We can picture them gathered, again, in the back garden of Marilyn’s old house. We (and they) know it is now Douglas’s house; we (and they) understand that’s how Marilyn wanted it. And yet, her spirit grows there as surely as the roses and hydrangeas and lavender and that one odd shrub with showy, ruffly, beautiful purple flowers, the one no one remembers the name of, ever. It’s a conversation starter, blooming all summer, prompting old friends and new acquaintances to ask one another: what is that called, again? It is on the tip of my tongue.
So they, the Pine Street denizens, and we continue to call it Marilyn’s old house. Douglas does not mind, and, to her credit, neither does Louise.
We picture them all together, each person’s attention split between the ceremony occurring in the present and their memories, feelings, hopes, and fears.
Franny and Leo are there, of course. Leo is the beaming best man, having arrived just a bit later than promised, and therefore wearing a unique ensemble of pressed blue dress shirt and silver tie, along with paint-stained cargo work shorts and dusty tennis shoes. Leo is neither embarrassed nor self-conscious. He knows this moment is about Douglas and Louise.
Franny stands in the front row, near Leo, shifting her gaze from him to her friend Douglas, smiling at them both. Her heart beats achingly, a muscle that knows all love is both abiding and fleeting.
Allison has never looked more elfin, wearing a simple summer dress trimmed in yellow embroidery, hair pulled into a sleek ponytail, remembering when she said farewell to her boyfriend, wondering if love will visit her again, realizing she is, right now, indifferent to the decision of the universe in this regard. If love comes, she will embrace it. If it does not, she has every intention of living a full and happy life. The peace this realization brings to Allison shines through her eyes.
Kassandra is elated. Her mind’s eye overlays the happy couple before her with the outline of a sculpture she will begin the next day, a twisting graceful shape she imagines as the scaffolding of a happy marriage. She knows Sasha will arrive for the reception, but feels no anxiety about this. Kassandra is one of those simple souls who mostly experiences one emotion at a time, and is all the happier for it.

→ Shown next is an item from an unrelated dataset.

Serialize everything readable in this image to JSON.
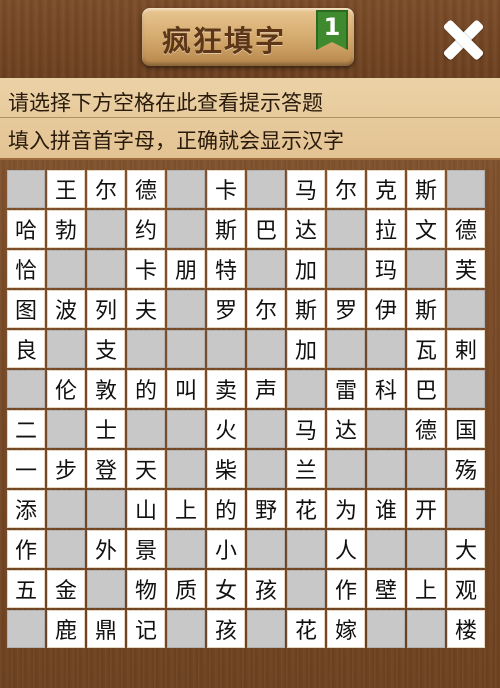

Penelope stands behind her sister. Her eyes are wet with happy tears. She hopes she will not drink too much, and fears she already has. David stands by Leo, his heart full for his father, his envy and inner hurt battling for his attention. He tries not to look at Franny looking at Leo.
Louise and Douglas repeat their vows, eyes only for one another, hands clasped, speaking love into being for themselves and all their friends, for Marilyn’s roses and lavender, for all the world.